Most people wouldn't be celebrating after only 17 days on a successful no fat program. But after five years of steadily increasing weight and absolutely no will power (or want power) to finally be sticking to a program is liberating. Fun. I feel like bragging. But I won't because I know that as soon as I brag I will fall off the wagon! LOL

I'm not a weak person. Typically, I'm very disciplined. You should see my work schedule. I work nearly every day. I give myself Sundays off, but some Sundays I can't think for all the ideas bouncing around in my head and it's self-preservation to actually write those days. Better than rest.

I teach an online class nearly every month. I try to get them posted in the Coming Attractions pages for the website, so that writers who want the benefit of my experience can sign up for the classes, but I'm not always diligent about that.

I also go to at least three live conferences a year. Most of them I teach a class.

I read blogs, guest blog, do the job of membership chair for PASIC.

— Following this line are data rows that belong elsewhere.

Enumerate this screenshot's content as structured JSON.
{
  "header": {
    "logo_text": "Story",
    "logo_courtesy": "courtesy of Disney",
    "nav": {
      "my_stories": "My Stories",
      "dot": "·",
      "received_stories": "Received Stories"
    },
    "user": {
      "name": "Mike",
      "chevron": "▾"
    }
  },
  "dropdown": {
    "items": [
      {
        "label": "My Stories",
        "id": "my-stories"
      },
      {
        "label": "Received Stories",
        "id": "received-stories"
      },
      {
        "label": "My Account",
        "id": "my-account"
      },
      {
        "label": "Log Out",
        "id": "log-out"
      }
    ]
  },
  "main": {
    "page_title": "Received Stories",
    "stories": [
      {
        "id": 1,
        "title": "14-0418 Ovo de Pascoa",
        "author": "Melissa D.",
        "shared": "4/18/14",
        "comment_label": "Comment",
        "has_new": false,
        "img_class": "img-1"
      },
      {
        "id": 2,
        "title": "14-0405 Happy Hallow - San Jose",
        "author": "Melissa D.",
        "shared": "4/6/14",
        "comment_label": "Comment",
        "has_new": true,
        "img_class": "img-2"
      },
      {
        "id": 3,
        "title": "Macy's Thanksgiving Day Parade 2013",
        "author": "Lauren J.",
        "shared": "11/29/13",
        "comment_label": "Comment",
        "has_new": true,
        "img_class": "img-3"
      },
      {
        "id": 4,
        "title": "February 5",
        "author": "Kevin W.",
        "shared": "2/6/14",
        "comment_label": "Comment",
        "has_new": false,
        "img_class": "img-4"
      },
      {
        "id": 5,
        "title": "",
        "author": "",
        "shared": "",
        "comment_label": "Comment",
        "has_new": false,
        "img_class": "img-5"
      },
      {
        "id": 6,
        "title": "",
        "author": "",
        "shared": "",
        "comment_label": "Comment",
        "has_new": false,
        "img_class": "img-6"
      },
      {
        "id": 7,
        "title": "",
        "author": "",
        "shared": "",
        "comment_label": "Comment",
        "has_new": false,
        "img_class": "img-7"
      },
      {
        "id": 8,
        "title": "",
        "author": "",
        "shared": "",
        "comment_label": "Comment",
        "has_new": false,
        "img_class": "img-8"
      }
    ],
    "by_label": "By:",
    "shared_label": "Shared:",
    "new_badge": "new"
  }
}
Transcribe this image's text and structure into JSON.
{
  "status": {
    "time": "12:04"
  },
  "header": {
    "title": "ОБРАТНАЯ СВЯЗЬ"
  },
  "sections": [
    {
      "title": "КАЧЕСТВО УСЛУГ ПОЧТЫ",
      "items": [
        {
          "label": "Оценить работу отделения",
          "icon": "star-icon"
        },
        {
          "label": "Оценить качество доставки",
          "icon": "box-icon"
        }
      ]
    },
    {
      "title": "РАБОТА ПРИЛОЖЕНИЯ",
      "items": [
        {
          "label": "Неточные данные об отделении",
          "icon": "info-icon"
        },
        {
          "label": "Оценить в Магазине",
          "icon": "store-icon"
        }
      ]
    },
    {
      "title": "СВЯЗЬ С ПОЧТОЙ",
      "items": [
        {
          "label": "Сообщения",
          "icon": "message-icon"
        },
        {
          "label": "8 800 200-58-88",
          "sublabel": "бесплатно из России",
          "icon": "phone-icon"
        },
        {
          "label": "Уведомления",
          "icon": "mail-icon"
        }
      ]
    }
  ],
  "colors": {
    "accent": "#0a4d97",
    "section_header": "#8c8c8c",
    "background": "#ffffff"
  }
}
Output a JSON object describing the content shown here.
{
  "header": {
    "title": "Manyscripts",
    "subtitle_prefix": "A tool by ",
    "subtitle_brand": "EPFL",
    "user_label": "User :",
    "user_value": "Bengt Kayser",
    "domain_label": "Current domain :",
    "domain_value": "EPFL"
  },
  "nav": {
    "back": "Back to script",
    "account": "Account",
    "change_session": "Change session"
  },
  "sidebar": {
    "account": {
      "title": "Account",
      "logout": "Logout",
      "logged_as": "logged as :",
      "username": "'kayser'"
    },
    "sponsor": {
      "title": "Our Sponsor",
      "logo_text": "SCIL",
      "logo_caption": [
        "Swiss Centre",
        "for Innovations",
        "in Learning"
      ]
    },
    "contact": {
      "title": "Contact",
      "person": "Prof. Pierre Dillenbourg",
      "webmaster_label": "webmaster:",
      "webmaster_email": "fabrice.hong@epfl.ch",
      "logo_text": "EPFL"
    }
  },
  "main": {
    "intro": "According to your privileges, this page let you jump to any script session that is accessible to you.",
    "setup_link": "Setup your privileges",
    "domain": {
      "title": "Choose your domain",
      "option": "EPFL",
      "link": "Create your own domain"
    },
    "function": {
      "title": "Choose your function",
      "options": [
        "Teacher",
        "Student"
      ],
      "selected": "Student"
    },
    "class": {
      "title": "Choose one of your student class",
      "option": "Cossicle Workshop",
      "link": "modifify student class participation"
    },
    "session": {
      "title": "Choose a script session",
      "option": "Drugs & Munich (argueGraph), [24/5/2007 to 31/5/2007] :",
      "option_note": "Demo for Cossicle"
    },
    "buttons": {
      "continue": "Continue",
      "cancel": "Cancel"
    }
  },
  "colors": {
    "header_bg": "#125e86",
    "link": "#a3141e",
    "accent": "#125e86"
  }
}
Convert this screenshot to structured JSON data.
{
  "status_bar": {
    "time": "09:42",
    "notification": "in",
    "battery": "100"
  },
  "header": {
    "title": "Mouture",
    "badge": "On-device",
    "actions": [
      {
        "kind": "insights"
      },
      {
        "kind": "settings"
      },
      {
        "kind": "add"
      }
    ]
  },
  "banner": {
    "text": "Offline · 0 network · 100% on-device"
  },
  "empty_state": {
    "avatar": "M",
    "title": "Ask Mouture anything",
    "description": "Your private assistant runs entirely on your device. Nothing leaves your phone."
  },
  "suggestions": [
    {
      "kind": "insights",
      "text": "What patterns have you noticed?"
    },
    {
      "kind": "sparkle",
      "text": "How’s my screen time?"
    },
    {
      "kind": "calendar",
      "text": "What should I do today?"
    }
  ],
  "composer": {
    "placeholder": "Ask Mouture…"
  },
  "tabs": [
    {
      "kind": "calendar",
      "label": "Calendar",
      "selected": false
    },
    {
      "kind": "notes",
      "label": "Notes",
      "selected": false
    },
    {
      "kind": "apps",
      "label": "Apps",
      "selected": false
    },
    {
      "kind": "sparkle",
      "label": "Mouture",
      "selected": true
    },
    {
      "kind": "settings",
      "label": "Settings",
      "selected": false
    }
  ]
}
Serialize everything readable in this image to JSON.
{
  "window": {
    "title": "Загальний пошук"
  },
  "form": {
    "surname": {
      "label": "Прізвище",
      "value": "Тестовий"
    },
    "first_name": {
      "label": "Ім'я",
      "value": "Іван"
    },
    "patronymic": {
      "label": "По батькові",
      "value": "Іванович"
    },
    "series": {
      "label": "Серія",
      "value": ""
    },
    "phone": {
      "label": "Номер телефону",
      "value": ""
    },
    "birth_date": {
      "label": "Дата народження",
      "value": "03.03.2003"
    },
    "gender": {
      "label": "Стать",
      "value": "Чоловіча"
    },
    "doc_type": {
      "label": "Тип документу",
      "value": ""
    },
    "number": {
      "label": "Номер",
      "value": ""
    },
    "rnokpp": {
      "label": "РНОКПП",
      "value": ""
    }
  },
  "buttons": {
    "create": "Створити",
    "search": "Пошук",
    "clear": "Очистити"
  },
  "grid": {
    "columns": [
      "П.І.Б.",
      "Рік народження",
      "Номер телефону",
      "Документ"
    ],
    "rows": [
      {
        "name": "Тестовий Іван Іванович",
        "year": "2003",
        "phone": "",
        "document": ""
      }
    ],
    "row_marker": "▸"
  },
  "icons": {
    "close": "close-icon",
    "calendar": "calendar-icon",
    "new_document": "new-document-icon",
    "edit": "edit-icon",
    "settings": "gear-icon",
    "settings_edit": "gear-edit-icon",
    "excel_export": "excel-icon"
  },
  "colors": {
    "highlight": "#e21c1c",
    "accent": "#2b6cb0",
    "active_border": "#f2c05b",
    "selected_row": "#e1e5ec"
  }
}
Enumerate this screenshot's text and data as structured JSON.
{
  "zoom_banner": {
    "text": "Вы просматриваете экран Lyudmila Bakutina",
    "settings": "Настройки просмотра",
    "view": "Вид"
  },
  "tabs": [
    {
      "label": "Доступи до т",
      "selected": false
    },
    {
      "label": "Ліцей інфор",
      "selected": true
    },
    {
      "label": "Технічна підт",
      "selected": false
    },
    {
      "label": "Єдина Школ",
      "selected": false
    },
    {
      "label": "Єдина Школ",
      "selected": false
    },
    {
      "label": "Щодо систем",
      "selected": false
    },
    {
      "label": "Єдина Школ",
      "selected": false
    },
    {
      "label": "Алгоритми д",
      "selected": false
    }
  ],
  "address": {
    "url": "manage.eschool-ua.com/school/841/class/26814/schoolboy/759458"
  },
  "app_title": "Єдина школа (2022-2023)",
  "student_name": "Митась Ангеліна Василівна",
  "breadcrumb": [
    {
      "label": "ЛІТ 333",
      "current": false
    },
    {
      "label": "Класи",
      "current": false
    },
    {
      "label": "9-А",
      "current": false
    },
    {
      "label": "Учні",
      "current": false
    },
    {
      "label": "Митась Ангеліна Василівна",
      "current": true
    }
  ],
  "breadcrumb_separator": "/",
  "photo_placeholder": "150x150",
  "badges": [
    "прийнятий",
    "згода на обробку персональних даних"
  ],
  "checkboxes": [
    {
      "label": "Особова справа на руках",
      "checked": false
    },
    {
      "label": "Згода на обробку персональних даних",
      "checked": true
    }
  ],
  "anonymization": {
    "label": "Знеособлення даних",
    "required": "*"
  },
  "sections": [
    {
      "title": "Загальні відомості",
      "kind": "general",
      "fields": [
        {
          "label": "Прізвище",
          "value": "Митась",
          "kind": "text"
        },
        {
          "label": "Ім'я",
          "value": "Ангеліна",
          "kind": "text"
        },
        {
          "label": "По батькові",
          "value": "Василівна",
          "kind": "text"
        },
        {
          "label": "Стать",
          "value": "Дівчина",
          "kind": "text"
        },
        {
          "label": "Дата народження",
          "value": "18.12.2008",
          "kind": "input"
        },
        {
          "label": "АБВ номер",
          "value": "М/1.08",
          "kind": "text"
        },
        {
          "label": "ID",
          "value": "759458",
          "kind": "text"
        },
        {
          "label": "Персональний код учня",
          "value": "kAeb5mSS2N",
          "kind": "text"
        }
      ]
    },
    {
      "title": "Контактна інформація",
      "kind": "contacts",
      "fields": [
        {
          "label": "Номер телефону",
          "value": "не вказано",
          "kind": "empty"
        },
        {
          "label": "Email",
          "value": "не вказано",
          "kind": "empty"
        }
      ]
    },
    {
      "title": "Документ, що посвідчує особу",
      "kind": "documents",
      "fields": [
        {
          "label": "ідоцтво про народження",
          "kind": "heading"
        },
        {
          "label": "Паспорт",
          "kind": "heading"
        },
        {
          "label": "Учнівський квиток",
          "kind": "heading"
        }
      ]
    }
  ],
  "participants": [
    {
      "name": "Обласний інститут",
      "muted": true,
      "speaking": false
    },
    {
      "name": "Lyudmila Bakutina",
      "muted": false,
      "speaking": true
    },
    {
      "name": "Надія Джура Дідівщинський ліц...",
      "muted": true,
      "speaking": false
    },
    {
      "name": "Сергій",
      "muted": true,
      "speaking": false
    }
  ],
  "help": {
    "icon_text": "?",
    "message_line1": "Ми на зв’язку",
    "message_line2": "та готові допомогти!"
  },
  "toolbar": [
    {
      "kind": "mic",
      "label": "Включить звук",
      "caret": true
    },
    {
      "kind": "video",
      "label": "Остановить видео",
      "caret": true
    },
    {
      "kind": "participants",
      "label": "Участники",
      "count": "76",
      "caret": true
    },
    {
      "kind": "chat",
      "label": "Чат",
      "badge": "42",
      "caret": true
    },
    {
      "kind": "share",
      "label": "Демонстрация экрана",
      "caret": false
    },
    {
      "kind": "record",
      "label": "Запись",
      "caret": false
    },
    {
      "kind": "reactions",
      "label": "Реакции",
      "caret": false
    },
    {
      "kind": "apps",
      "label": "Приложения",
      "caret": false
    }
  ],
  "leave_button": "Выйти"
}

Right now, I'm researching beach houses for summer vacation with 3 of my sisters and a niece (and their husbands and kids!).

So why couldn't I be disciplined about eating? It was crazy!

But I finally think I figured out the magic. As I told my sister on Cake for Jake Day (his 5th birthday), the decision becomes simple when your cholesterol is high. (Thanks to God-awful eating habits for five years!) On the one hand you continue eating cake and potentially have a heart attack. (Yes, I know it's a tad dramatic but some days I need a true kick in the pants) On the other hand, you don't eat cake and you get your cholesterol down and you don't have a heart attack.

I guess you can see from that that drama motivates me. LOL

But I also have a lovely, smaller-size suit hanging outside my closet door. I want to wear that to the NOLA conference the first week in March...and it just about fits. So I've got lots of motivation like wind at my back!

I've also gotten some great recipes for things like chicken. Once I get permissions from the writers who gave them to me, I'll be posting them in the Homecooking Blog just a few clicks away on

So stay tuned!


Saturday, January 9, 2010

Interesting Week

This has been an interesting week. Not only did I finally hit the point where I liked the first 100 pages of my new book enough that I could move on, but also I stuck to my low cal diet.

I feel as if there should be a billboard somewhere congratulating me!

Lots of people think that writing books gets easier as you go along. I'm now well past 40 books (I should really count them someday) and yet this book has been difficult. Not because I've forgotten what to do but because I really, really, really want to get it right.

The characters are amazing. The storyline is wonderful. I'd hate to screw it up with poor execution! LOL

That's the kind of thing writers agonize over. We don't really care about reviews...we love the good and forget the bad! LOL We care about sales. We certainly want our books to get out to the public. But a lot of that is out of our control so we let it go to the universe.

But...execution of story? Finding a really great story with wonderful characters and making sure it's executed in such a way that it makes you laugh and cry and root for the hero and heroine...That's poetry to us. Nirvana.

So if it takes a little longer to get something in...we're okay with that as long as our publisher is too.